The longest offensive play from either team in last Thursday’s lopsided Seahawks vs. San Francisco 49ers contest came courtesy of the former Ohio State star. This one-handed dive (after either he turned the wrong way on his route and/or Geno Smith overthrew him) is, as Mike Tirico said on the NBC broadcast, a “5-star” grab.

This happened just one play after DK Metcalf’s brutal drop forced them into 3rd and long to begin with, so the stark contrast was only magnified within that game. JSN does have five recorded drops (per PFF) to DK’s three, so let’s not paint Metcalf’s performance last week as indicative of a regular problem.

Personally, as cool as the one-handed effort was, I’m much more hyped up about him high-pointing this ball in double coverage against the Los Angeles Rams. Jordan Fuller and John Johnson III are the two safeties in coverage, and JSN is able to adjust to Geno’s pass and make the hands catch instead of trapping it against his body.

Even in garbage time against the Baltimore Ravens, JSN was able to beat 1-on-1 coverage against Arthur Maulet for one of the few successful plays the Seahawks had all game. Didn’t matter for the final score but did matter for long-term reps.

And while the multitude of failed screens were annoying to start the year, there seems to be a payoff. Sometimes, you might just score a game-winning touchdown.

Since the bye week, Smith-Njigba is:

  • Tied for 6th among all rookie wide receivers in receptions (26)
  • 5th in receiving yards (344)
  • 5th in first downs made (15)

The fellow rookies ahead of him during that span are Tank Dell, Jordan Addison, Puka Nacua, Rashee Rice, and Zay Flowers. Only Dell doesn’t lead his team’s wide receiver group in receptions. In other words, the other receivers listed here are either WR1s by design, or (in Addison and Nacua’s respective cases) WR1 due to injuries to the actual WR1s.

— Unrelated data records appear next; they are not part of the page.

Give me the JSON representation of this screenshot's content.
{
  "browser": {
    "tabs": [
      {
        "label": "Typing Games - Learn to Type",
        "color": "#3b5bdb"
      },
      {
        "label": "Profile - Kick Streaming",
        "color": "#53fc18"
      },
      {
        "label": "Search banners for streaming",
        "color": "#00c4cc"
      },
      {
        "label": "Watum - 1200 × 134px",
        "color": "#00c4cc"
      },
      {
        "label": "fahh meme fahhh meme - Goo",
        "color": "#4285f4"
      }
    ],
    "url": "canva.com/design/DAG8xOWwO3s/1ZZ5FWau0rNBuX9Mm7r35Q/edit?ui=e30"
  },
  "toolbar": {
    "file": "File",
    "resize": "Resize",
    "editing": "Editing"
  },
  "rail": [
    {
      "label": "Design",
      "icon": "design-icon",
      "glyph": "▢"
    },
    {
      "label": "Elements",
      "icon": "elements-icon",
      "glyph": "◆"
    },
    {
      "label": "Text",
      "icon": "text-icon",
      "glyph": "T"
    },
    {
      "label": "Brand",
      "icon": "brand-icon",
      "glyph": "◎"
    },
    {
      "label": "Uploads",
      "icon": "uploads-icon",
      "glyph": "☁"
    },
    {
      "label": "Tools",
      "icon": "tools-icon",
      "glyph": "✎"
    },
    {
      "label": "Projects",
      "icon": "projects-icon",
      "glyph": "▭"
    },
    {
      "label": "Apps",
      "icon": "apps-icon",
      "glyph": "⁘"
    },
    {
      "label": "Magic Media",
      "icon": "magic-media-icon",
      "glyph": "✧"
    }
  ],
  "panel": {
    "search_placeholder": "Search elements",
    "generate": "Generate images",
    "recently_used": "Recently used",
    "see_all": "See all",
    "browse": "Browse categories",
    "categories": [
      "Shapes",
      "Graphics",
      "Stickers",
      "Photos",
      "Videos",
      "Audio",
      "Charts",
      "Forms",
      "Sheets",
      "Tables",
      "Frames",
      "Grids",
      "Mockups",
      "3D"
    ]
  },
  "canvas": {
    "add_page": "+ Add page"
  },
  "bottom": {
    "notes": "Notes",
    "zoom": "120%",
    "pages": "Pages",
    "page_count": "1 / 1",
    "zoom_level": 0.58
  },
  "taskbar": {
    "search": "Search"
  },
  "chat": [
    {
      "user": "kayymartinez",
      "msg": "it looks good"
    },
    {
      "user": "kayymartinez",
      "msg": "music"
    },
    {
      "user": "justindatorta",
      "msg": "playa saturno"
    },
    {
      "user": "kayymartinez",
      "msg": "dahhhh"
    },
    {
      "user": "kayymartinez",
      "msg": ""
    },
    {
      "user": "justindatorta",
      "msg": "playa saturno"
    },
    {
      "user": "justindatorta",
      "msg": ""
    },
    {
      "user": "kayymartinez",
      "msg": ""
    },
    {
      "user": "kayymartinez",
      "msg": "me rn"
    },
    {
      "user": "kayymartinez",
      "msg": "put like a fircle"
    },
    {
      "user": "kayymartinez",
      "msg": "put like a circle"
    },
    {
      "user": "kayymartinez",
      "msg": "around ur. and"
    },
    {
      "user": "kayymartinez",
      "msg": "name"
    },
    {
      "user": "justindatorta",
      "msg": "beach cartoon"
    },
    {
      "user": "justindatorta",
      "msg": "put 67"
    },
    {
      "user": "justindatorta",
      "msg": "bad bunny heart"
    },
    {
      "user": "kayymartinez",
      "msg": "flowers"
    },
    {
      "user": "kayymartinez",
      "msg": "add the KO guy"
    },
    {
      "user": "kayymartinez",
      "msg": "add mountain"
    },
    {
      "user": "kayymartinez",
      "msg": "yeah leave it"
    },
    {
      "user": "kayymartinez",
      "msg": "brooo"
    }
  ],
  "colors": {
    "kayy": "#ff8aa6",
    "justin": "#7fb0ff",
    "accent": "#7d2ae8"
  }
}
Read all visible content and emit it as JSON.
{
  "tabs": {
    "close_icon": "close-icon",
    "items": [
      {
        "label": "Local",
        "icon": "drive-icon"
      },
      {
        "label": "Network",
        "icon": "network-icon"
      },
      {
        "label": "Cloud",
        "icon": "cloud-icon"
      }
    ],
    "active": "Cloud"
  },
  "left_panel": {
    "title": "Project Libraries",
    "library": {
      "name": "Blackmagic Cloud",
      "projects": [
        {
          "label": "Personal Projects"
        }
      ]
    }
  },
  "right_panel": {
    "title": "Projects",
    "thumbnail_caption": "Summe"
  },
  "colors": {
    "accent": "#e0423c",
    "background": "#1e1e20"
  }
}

It hasn’t all been perfect or smooth even through his post-bye week stretch. There have been some bobbles/drops and some route miscommunications, but he’s a rookie and I don’t expect perfection. What he’s provided so far as a 3rd down target and a yards after catch option is encouraging, and we’re starting to see the playbook open up for him.

In the long-term, whether Geno Smith, Shane Waldron, or even Pete Carroll are here in the next few years, Smith-Njigba should soon become the team’s No. 2 if not outright No. 1 option. Right now, he’s one of the few bright spots on a maddeningly inconsistent offense.